  6. Miro Samek says:

    The new, free QM tool from Quantum Leaps provides features very comparable to IAR visualSTATE. In particular, you get a very intuitive graphical editor for hierarchical state machine diagrams and automatic code generator based on the QP state machine frameworks.

    Unlike visualSTATE, QM gives you complete control over the generated code structure, directory names, file names, and elements that go into every file. You can mix your own code with the synthesized code and use QM to generate as much or as little of the overall code as you see fit. At the low level, QM respects your graphical layout as much as possible and will not re-attach or re-route connectors, resize nodes, or adjust text annotations. You will find that you don’t need to fight the tool.

    You can download QM from state-machine.com/qm. QM is free to download and free to use without any restrictions and without filling any forms.

    • Nigel Jones says:

      As a general rule, I don’t allow comments from tool suppliers that are promoting their products. I have made an exception in this case because (a) Miro is a fellow blogger here at EmbeddedGurus, and (b) I have a lot of respect for his technical abilities. Come the happy day that I have a spare week on my hands, I will take QM tools out for a test drive and report my results.

      • Andrew Ashworth says:

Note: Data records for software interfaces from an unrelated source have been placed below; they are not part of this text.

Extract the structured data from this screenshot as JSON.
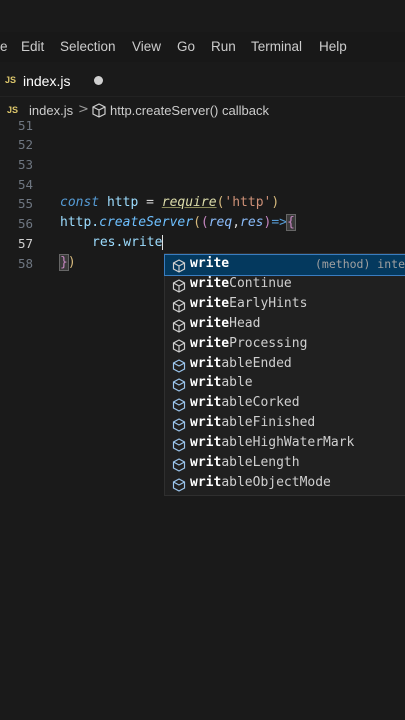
{
  "menubar": {
    "items": [
      "e",
      "Edit",
      "Selection",
      "View",
      "Go",
      "Run",
      "Terminal",
      "Help"
    ]
  },
  "tab": {
    "icon": "JS",
    "filename": "index.js",
    "modified": true
  },
  "breadcrumb": {
    "icon": "JS",
    "file": "index.js",
    "separator": ">",
    "symbol_icon": "method-cube-icon",
    "symbol": "http.createServer() callback"
  },
  "editor": {
    "line_numbers": [
      "51",
      "52",
      "53",
      "54",
      "55",
      "56",
      "57",
      "58"
    ],
    "active_line": "57",
    "lines": {
      "l55": {
        "kw": "const",
        "var": " http",
        "eq": " = ",
        "fn": "require",
        "p1": "(",
        "str": "'http'",
        "p2": ")"
      },
      "l56": {
        "obj": "http.",
        "fn": "createServer",
        "p1": "(",
        "p2": "(",
        "a": "req",
        "c": ",",
        "b": "res",
        "p3": ")",
        "arrow": "=>",
        "br": "{"
      },
      "l57": {
        "text": "res.write"
      },
      "l58": {
        "br": "}",
        "p": ")"
      }
    }
  },
  "suggestions": {
    "selected_detail": "(method) inter",
    "items": [
      {
        "match": "write",
        "rest": ""
      },
      {
        "match": "write",
        "rest": "Continue"
      },
      {
        "match": "write",
        "rest": "EarlyHints"
      },
      {
        "match": "write",
        "rest": "Head"
      },
      {
        "match": "write",
        "rest": "Processing"
      },
      {
        "match": "writ",
        "rest": "ableEnded"
      },
      {
        "match": "writ",
        "rest": "able"
      },
      {
        "match": "writ",
        "rest": "ableCorked"
      },
      {
        "match": "writ",
        "rest": "ableFinished"
      },
      {
        "match": "writ",
        "rest": "ableHighWaterMark"
      },
      {
        "match": "writ",
        "rest": "ableLength"
      },
      {
        "match": "writ",
        "rest": "ableObjectMode"
      }
    ]
  }
}
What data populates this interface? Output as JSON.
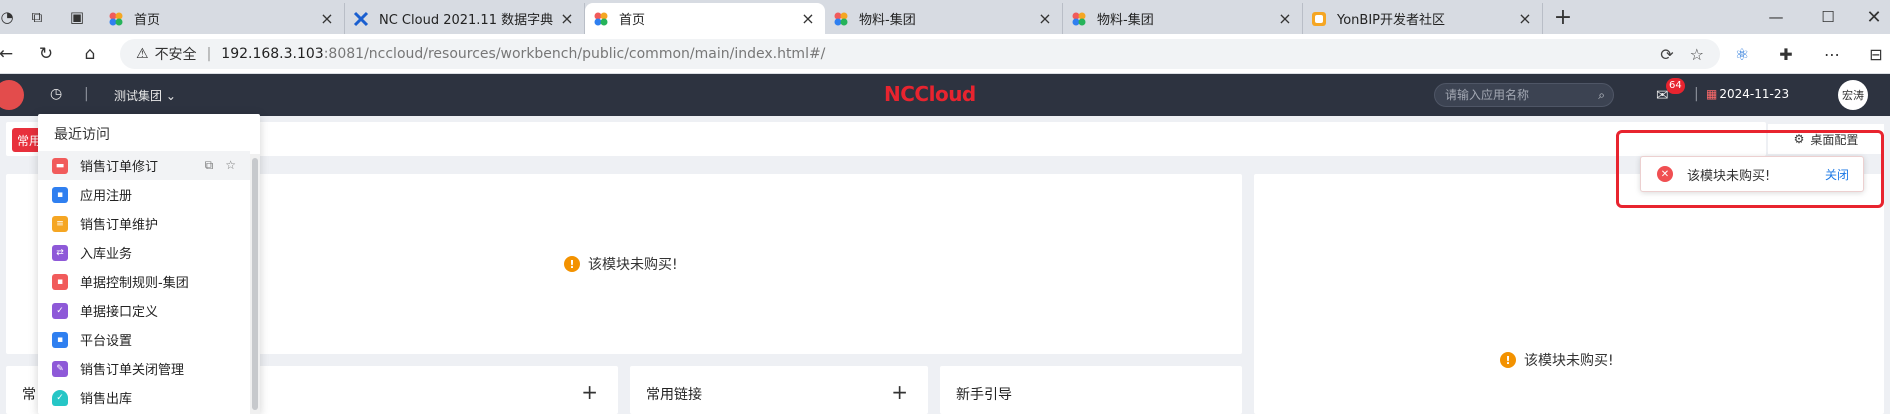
{
  "browser": {
    "tabs": [
      {
        "label": "首页",
        "active": false
      },
      {
        "label": "NC Cloud 2021.11 数据字典",
        "active": false
      },
      {
        "label": "首页",
        "active": true
      },
      {
        "label": "物料-集团",
        "active": false
      },
      {
        "label": "物料-集团",
        "active": false
      },
      {
        "label": "YonBIP开发者社区",
        "active": false
      }
    ],
    "new_tab": "+",
    "address": {
      "security_label": "不安全",
      "host": "192.168.3.103",
      "path": ":8081/nccloud/resources/workbench/public/common/main/index.html#/"
    }
  },
  "header": {
    "brand": "NCCloud",
    "group": "测试集团",
    "search_placeholder": "请输入应用名称",
    "message_count": "64",
    "date": "2024-11-23",
    "avatar_text": "宏涛"
  },
  "workbench": {
    "common_tab": "常用",
    "desktop_config": "桌面配置",
    "not_purchased": "该模块未购买!",
    "cards": [
      {
        "title": "常",
        "has_add": true
      },
      {
        "title": "常用链接",
        "has_add": true
      },
      {
        "title": "新手引导",
        "has_add": false
      }
    ]
  },
  "recent": {
    "title": "最近访问",
    "items": [
      {
        "label": "销售订单修订",
        "color": "#f15b5b"
      },
      {
        "label": "应用注册",
        "color": "#2f7ff0"
      },
      {
        "label": "销售订单维护",
        "color": "#f5a623"
      },
      {
        "label": "入库业务",
        "color": "#8e59d8"
      },
      {
        "label": "单据控制规则-集团",
        "color": "#f15b5b"
      },
      {
        "label": "单据接口定义",
        "color": "#8e59d8"
      },
      {
        "label": "平台设置",
        "color": "#2f7ff0"
      },
      {
        "label": "销售订单关闭管理",
        "color": "#8e59d8"
      },
      {
        "label": "销售出库",
        "color": "#26c6c6"
      }
    ]
  },
  "toast": {
    "message": "该模块未购买!",
    "close_label": "关闭"
  }
}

        I hope that day is soon! I believe a comparative review of the major players would be very useful. I know I am definitely interested.

  7. […] I haven’t seen anyone else write about it (except IAR with their technical articles). I found one blog post giving kudos to it, but that’s roughly it. If you want to toy around with it in the meantime, […]

Leave a Reply